TRY IT: Searching the material below, find each line that includes the word "Coffee", and copy it.
####################
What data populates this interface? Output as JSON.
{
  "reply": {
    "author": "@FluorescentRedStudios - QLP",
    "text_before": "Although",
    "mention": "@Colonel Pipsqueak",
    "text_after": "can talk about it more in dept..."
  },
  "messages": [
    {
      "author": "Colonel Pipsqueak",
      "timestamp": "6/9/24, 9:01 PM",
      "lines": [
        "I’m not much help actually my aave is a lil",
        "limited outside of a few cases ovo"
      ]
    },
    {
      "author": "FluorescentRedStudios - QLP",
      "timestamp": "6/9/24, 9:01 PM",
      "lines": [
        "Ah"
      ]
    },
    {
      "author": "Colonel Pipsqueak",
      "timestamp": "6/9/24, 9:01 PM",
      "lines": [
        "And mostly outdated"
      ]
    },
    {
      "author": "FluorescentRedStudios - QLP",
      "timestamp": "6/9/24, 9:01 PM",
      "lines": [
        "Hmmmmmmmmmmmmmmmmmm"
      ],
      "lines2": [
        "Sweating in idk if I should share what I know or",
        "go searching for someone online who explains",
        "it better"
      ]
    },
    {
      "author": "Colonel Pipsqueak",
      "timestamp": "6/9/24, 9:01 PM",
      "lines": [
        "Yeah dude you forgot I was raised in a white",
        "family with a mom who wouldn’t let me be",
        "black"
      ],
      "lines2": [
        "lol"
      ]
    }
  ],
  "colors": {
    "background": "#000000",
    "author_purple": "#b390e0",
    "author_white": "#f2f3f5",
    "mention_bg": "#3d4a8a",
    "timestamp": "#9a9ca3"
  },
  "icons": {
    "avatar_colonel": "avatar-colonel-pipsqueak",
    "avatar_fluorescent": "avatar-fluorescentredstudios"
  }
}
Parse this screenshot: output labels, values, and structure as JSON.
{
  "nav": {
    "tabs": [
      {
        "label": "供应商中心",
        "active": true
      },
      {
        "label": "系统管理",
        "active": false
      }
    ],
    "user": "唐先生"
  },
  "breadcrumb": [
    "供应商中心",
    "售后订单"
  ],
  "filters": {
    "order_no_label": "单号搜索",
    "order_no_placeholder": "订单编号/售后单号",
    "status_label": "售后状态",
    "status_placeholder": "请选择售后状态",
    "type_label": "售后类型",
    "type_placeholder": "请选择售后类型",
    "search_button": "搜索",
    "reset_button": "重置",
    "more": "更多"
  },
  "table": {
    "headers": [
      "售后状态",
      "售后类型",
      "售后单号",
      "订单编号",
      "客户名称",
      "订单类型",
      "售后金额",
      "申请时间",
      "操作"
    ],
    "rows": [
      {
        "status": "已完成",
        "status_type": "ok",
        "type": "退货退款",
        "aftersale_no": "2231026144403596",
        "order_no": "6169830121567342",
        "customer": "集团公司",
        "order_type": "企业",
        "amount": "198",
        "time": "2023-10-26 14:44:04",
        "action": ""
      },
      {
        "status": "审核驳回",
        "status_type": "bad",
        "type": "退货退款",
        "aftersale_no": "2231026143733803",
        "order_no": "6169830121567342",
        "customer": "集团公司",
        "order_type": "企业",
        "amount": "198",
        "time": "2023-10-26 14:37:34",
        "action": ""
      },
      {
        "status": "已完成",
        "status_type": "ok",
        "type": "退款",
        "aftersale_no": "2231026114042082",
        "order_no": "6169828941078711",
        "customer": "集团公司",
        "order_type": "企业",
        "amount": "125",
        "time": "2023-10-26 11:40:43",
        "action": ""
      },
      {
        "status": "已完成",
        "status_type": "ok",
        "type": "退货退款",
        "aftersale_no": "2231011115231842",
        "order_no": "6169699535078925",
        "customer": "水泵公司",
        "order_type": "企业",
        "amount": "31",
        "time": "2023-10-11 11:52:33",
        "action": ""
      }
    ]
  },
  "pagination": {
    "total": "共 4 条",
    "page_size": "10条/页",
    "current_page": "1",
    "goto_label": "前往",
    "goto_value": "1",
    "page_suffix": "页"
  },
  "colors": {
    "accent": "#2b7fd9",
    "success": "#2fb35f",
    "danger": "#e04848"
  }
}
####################
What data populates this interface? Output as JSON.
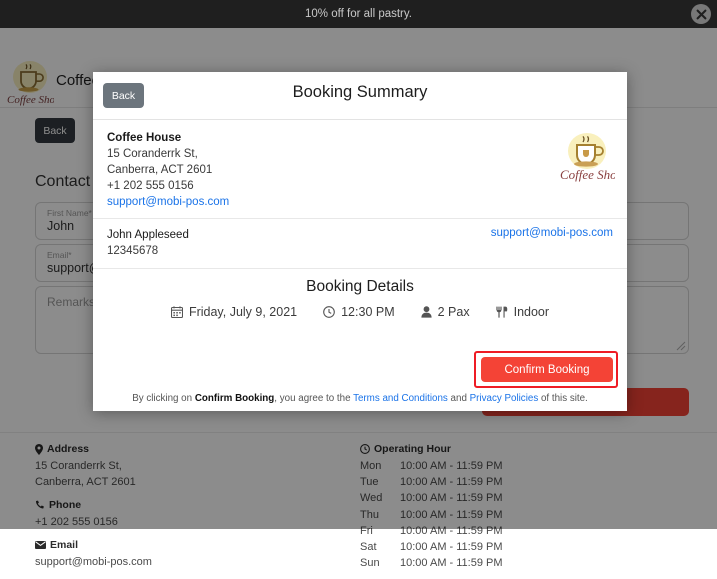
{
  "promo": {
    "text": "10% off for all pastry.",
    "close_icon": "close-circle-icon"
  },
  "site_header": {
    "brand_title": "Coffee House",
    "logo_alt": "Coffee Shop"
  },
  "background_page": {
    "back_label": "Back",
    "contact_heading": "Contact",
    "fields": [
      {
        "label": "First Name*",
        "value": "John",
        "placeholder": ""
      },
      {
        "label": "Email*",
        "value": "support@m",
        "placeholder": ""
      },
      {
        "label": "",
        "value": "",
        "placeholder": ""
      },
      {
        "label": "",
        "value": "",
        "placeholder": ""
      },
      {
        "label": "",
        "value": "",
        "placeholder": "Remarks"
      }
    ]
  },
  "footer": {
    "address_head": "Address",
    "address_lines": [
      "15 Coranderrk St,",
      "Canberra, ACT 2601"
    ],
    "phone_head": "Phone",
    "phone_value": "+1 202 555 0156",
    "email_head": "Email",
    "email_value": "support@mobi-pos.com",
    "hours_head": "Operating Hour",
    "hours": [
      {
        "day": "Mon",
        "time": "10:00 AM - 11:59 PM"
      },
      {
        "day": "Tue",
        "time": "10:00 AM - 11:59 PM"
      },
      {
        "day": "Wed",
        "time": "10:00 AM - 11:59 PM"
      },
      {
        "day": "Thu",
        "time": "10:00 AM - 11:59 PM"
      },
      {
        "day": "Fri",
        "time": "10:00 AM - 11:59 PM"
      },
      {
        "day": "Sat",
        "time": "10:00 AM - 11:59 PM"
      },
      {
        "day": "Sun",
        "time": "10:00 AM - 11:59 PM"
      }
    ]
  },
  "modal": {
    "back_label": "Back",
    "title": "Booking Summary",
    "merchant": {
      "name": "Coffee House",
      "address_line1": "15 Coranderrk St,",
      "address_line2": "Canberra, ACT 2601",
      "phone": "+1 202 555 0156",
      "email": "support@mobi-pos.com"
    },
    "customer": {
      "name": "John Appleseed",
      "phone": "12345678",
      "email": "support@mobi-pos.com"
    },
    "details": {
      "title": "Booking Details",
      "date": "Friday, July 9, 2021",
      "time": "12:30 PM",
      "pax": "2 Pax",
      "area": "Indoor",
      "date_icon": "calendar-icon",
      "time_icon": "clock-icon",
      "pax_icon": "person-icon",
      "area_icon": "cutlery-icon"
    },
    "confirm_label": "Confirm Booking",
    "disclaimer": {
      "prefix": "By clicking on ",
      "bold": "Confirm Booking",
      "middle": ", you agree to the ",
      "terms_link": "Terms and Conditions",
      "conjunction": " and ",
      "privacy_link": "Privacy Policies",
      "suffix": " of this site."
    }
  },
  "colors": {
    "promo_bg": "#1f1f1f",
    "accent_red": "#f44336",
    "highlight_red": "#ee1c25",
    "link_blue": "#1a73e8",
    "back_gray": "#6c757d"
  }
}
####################
TASK OUTPUT:
    "brand_title": "Coffee House",
    "logo_alt": "Coffee Shop"
      "name": "Coffee House",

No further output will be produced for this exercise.